───── Task input ─────

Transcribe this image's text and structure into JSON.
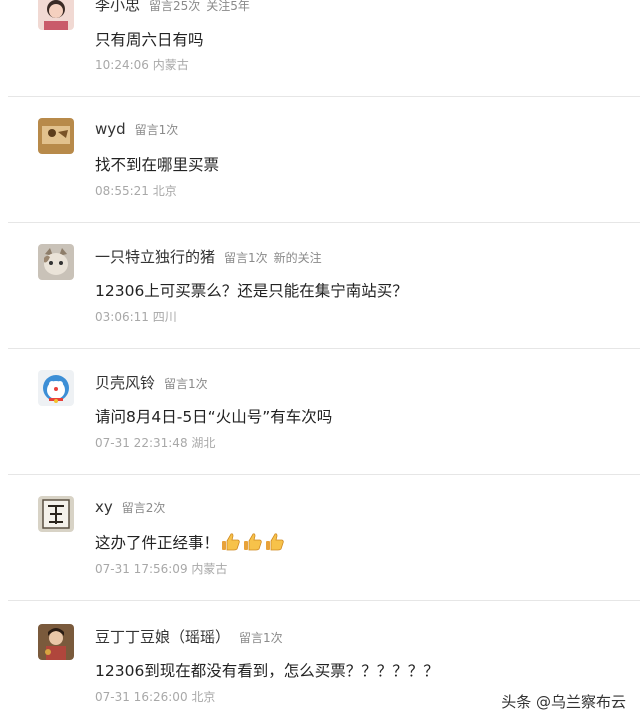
{
  "comments": [
    {
      "name": "李小忠",
      "meta": "留言25次",
      "meta2": "关注5年",
      "text": "只有周六日有吗",
      "time": "10:24:06 内蒙古"
    },
    {
      "name": "wyd",
      "meta": "留言1次",
      "text": "找不到在哪里买票",
      "time": "08:55:21 北京"
    },
    {
      "name": "一只特立独行的猪",
      "meta": "留言1次",
      "meta2": "新的关注",
      "text": "12306上可买票么？还是只能在集宁南站买？",
      "time": "03:06:11 四川"
    },
    {
      "name": "贝壳风铃",
      "meta": "留言1次",
      "text": "请问8月4日-5日“火山号”有车次吗",
      "time": "07-31 22:31:48 湖北"
    },
    {
      "name": "xy",
      "meta": "留言2次",
      "text": "这办了件正经事！",
      "emoji": "thumbs-up-icon ×3",
      "time": "07-31 17:56:09 内蒙古"
    },
    {
      "name": "豆丁丁豆娘（瑶瑶）",
      "meta": "留言1次",
      "text": "12306到现在都没有看到，怎么买票？？？？？？",
      "time": "07-31 16:26:00 北京"
    }
  ],
  "watermark": "头条 @乌兰察布云"
}
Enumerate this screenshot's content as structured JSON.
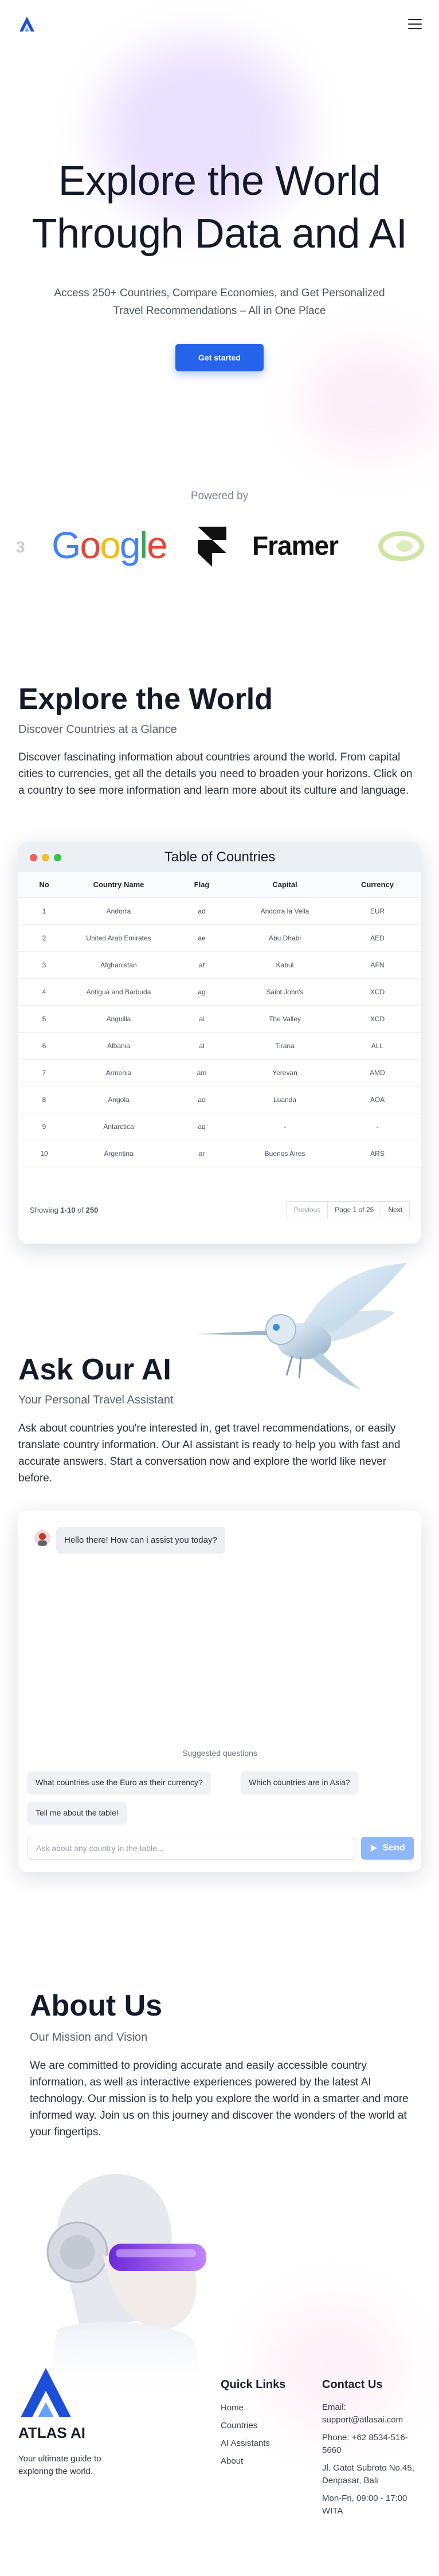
{
  "header": {
    "logo_icon": "atlas-triangle-logo",
    "menu_icon": "hamburger-menu-icon"
  },
  "hero": {
    "title_line1": "Explore the World",
    "title_line2": "Through Data and AI",
    "subtitle": "Access 250+ Countries, Compare Economies, and Get Personalized Travel Recommendations – All in One Place",
    "cta_label": "Get started"
  },
  "powered_by": {
    "label": "Powered by",
    "logos": [
      "Google",
      "Framer"
    ]
  },
  "explore": {
    "title": "Explore the World",
    "subtitle": "Discover Countries at a Glance",
    "body": "Discover fascinating information about countries around the world. From capital cities to currencies, get all the details you need to broaden your horizons. Click on a country to see more information and learn more about its culture and language."
  },
  "countries_table": {
    "title": "Table of Countries",
    "columns": [
      "No",
      "Country Name",
      "Flag",
      "Capital",
      "Currency"
    ],
    "rows": [
      [
        "1",
        "Andorra",
        "ad",
        "Andorra la Vella",
        "EUR"
      ],
      [
        "2",
        "United Arab Emirates",
        "ae",
        "Abu Dhabi",
        "AED"
      ],
      [
        "3",
        "Afghanistan",
        "af",
        "Kabul",
        "AFN"
      ],
      [
        "4",
        "Antigua and Barbuda",
        "ag",
        "Saint John's",
        "XCD"
      ],
      [
        "5",
        "Anguilla",
        "ai",
        "The Valley",
        "XCD"
      ],
      [
        "6",
        "Albania",
        "al",
        "Tirana",
        "ALL"
      ],
      [
        "7",
        "Armenia",
        "am",
        "Yerevan",
        "AMD"
      ],
      [
        "8",
        "Angola",
        "ao",
        "Luanda",
        "AOA"
      ],
      [
        "9",
        "Antarctica",
        "aq",
        "-",
        "-"
      ],
      [
        "10",
        "Argentina",
        "ar",
        "Buenos Aires",
        "ARS"
      ]
    ],
    "showing_prefix": "Showing",
    "showing_range": "1-10",
    "showing_of": "of",
    "showing_total": "250",
    "prev_label": "Previous",
    "page_label": "Page 1 of 25",
    "next_label": "Next"
  },
  "ask_ai": {
    "title": "Ask Our AI",
    "subtitle": "Your Personal Travel Assistant",
    "body": "Ask about countries you're interested in, get travel recommendations, or easily translate country information. Our AI assistant is ready to help you with fast and accurate answers. Start a conversation now and explore the world like never before."
  },
  "chat": {
    "greeting": "Hello there! How can i assist you today?",
    "suggested_title": "Suggested questions",
    "suggestions": [
      "What countries use the Euro as their currency?",
      "Which countries are in Asia?",
      "Tell me about the table!"
    ],
    "input_placeholder": "Ask about any country in the table...",
    "send_label": "Send"
  },
  "about": {
    "title": "About Us",
    "subtitle": "Our Mission and Vision",
    "body": "We are committed to providing accurate and easily accessible country information, as well as interactive experiences powered by the latest AI technology. Our mission is to help you explore the world in a smarter and more informed way. Join us on this journey and discover the wonders of the world at your fingertips."
  },
  "footer": {
    "brand": "ATLAS AI",
    "tagline": "Your ultimate guide to exploring the world.",
    "quick_links_title": "Quick Links",
    "links": [
      "Home",
      "Countries",
      "AI Assistants",
      "About"
    ],
    "contact_title": "Contact Us",
    "email": "Email: support@atlasai.com",
    "phone": "Phone: +62 8534-516-5660",
    "address": "Jl. Gatot Subroto No.45, Denpasar, Bali",
    "hours": "Mon-Fri, 09:00 - 17:00 WITA"
  },
  "colors": {
    "accent": "#2563eb",
    "send_disabled": "#8fb6f5",
    "dot_red": "#f25f57",
    "dot_yellow": "#f6bd2f",
    "dot_green": "#2dc840"
  }
}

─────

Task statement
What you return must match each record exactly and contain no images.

Solved problem
Transcribe this image's text and structure into JSON.
{
  "comments": [
    {
      "name": "李小忠",
      "meta": "留言25次",
      "meta2": "关注5年",
      "text": "只有周六日有吗",
      "time": "10:24:06 内蒙古"
    },
    {
      "name": "wyd",
      "meta": "留言1次",
      "text": "找不到在哪里买票",
      "time": "08:55:21 北京"
    },
    {
      "name": "一只特立独行的猪",
      "meta": "留言1次",
      "meta2": "新的关注",
      "text": "12306上可买票么？还是只能在集宁南站买？",
      "time": "03:06:11 四川"
    },
    {
      "name": "贝壳风铃",
      "meta": "留言1次",
      "text": "请问8月4日-5日“火山号”有车次吗",
      "time": "07-31 22:31:48 湖北"
    },
    {
      "name": "xy",
      "meta": "留言2次",
      "text": "这办了件正经事！",
      "emoji": "thumbs-up-icon ×3",
      "time": "07-31 17:56:09 内蒙古"
    },
    {
      "name": "豆丁丁豆娘（瑶瑶）",
      "meta": "留言1次",
      "text": "12306到现在都没有看到，怎么买票？？？？？？",
      "time": "07-31 16:26:00 北京"
    }
  ],
  "watermark": "头条 @乌兰察布云"
}
Enumerate this screenshot's content as structured JSON.
{
  "header": {
    "logo_icon": "atlas-triangle-logo",
    "menu_icon": "hamburger-menu-icon"
  },
  "hero": {
    "title_line1": "Explore the World",
    "title_line2": "Through Data and AI",
    "subtitle": "Access 250+ Countries, Compare Economies, and Get Personalized Travel Recommendations – All in One Place",
    "cta_label": "Get started"
  },
  "powered_by": {
    "label": "Powered by",
    "logos": [
      "Google",
      "Framer"
    ]
  },
  "explore": {
    "title": "Explore the World",
    "subtitle": "Discover Countries at a Glance",
    "body": "Discover fascinating information about countries around the world. From capital cities to currencies, get all the details you need to broaden your horizons. Click on a country to see more information and learn more about its culture and language."
  },
  "countries_table": {
    "title": "Table of Countries",
    "columns": [
      "No",
      "Country Name",
      "Flag",
      "Capital",
      "Currency"
    ],
    "rows": [
      [
        "1",
        "Andorra",
        "ad",
        "Andorra la Vella",
        "EUR"
      ],
      [
        "2",
        "United Arab Emirates",
        "ae",
        "Abu Dhabi",
        "AED"
      ],
      [
        "3",
        "Afghanistan",
        "af",
        "Kabul",
        "AFN"
      ],
      [
        "4",
        "Antigua and Barbuda",
        "ag",
        "Saint John's",
        "XCD"
      ],
      [
        "5",
        "Anguilla",
        "ai",
        "The Valley",
        "XCD"
      ],
      [
        "6",
        "Albania",
        "al",
        "Tirana",
        "ALL"
      ],
      [
        "7",
        "Armenia",
        "am",
        "Yerevan",
        "AMD"
      ],
      [
        "8",
        "Angola",
        "ao",
        "Luanda",
        "AOA"
      ],
      [
        "9",
        "Antarctica",
        "aq",
        "-",
        "-"
      ],
      [
        "10",
        "Argentina",
        "ar",
        "Buenos Aires",
        "ARS"
      ]
    ],
    "showing_prefix": "Showing",
    "showing_range": "1-10",
    "showing_of": "of",
    "showing_total": "250",
    "prev_label": "Previous",
    "page_label": "Page 1 of 25",
    "next_label": "Next"
  },
  "ask_ai": {
    "title": "Ask Our AI",
    "subtitle": "Your Personal Travel Assistant",
    "body": "Ask about countries you're interested in, get travel recommendations, or easily translate country information. Our AI assistant is ready to help you with fast and accurate answers. Start a conversation now and explore the world like never before."
  },
  "chat": {
    "greeting": "Hello there! How can i assist you today?",
    "suggested_title": "Suggested questions",
    "suggestions": [
      "What countries use the Euro as their currency?",
      "Which countries are in Asia?",
      "Tell me about the table!"
    ],
    "input_placeholder": "Ask about any country in the table...",
    "send_label": "Send"
  },
  "about": {
    "title": "About Us",
    "subtitle": "Our Mission and Vision",
    "body": "We are committed to providing accurate and easily accessible country information, as well as interactive experiences powered by the latest AI technology. Our mission is to help you explore the world in a smarter and more informed way. Join us on this journey and discover the wonders of the world at your fingertips."
  },
  "footer": {
    "brand": "ATLAS AI",
    "tagline": "Your ultimate guide to exploring the world.",
    "quick_links_title": "Quick Links",
    "links": [
      "Home",
      "Countries",
      "AI Assistants",
      "About"
    ],
    "contact_title": "Contact Us",
    "email": "Email: support@atlasai.com",
    "phone": "Phone: +62 8534-516-5660",
    "address": "Jl. Gatot Subroto No.45, Denpasar, Bali",
    "hours": "Mon-Fri, 09:00 - 17:00 WITA"
  },
  "colors": {
    "accent": "#2563eb",
    "send_disabled": "#8fb6f5",
    "dot_red": "#f25f57",
    "dot_yellow": "#f6bd2f",
    "dot_green": "#2dc840"
  }
}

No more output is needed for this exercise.